The small study, published in the journal Menopause, asserts it’s the outside air that really helps (as opposed to the stuffy gym or the treadmill in your basement, though I’ve found that when you’re desperate, those work too):
“Between baseline and week 12, depression symptoms decreased and physical activity level increased only for the outdoor group…” write the authors, led by Isabelle Dionne of the University Institute of Geriatrics of Sherbrooke in Quebec.
From the Reuters report:
Outdoor workouts left women in a better mood and kept them exercising longer than counterparts who exercised indoors, according to a small study from Canada.
Results of the three-month trial involving women in their 50s and 60s suggest that outdoor exercise programs should be promoted to help older women keep active, the researchers conclude…Only about 13 percent of Canadian women older than 59 years and less than 9 percent of older American adults get at least 150 minutes of physical activity each week…

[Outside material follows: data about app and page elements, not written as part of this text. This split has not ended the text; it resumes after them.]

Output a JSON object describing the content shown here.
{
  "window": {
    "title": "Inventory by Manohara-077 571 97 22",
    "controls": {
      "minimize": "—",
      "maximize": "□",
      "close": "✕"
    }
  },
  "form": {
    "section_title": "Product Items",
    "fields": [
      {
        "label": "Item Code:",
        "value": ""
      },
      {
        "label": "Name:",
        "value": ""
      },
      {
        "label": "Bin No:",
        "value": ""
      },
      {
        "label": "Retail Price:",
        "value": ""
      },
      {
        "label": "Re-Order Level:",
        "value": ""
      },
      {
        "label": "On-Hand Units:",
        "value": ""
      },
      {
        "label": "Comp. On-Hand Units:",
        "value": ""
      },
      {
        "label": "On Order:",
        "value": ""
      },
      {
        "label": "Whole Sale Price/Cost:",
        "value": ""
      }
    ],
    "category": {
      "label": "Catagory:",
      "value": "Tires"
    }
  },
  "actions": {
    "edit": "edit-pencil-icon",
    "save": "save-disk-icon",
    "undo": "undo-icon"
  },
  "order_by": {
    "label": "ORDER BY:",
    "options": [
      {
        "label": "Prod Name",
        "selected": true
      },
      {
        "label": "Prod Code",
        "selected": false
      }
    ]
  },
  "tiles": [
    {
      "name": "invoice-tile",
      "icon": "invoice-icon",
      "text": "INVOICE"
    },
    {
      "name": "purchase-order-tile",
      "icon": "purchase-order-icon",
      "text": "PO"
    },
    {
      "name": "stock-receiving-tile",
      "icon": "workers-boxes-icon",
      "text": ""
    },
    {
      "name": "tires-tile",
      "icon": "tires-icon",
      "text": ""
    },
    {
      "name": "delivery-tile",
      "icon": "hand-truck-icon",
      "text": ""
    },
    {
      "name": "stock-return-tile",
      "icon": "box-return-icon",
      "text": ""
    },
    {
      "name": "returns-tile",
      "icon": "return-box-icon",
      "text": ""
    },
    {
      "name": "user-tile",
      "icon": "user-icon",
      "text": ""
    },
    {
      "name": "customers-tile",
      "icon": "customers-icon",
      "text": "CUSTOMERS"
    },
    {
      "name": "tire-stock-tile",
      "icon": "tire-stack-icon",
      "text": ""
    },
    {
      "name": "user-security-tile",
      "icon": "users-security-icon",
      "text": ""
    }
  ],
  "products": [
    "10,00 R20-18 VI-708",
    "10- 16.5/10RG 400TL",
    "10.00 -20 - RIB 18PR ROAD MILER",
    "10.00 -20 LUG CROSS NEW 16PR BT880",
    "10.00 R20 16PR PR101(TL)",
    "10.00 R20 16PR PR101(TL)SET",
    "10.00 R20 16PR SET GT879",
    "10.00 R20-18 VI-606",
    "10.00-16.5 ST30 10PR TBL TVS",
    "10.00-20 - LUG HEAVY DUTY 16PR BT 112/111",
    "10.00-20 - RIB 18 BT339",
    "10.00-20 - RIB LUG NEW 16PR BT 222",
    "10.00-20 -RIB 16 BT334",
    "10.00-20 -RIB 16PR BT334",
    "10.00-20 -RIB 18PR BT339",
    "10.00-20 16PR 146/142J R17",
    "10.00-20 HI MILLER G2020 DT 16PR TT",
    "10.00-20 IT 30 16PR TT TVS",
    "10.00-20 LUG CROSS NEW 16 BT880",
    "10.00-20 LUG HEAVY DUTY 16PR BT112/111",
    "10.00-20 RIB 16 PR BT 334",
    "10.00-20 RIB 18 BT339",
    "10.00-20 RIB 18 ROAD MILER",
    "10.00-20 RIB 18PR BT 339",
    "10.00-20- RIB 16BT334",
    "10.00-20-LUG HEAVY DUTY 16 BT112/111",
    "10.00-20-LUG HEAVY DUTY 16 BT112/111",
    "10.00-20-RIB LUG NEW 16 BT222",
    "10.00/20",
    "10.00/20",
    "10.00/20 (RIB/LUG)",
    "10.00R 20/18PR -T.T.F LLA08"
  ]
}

For the study, Dionne and her colleagues enrolled 23 post-menopausal women to participate in a 12-week long exercise program…
The women were randomly assigned to one of two groups. One group exercised together outdoors three times per week while the other group followed the same program indoors. The exercise programs included both aerobic exercises and strength training.
The women were asked how they were feeling before and halfway through their midweek sessions. In addition, before and after their workouts, the women answered questionnaires designed to measure feelings of positive engagement, revitalization, physical exhaustion and tranquility.
The study team found that on average, the women who exercised outdoors had a greater sense of tranquility after working out and attended more sessions – 97 percent of the 36 sessions in the trial for the outdoor exercisers compared to 91 percent of sessions attended by the indoor group.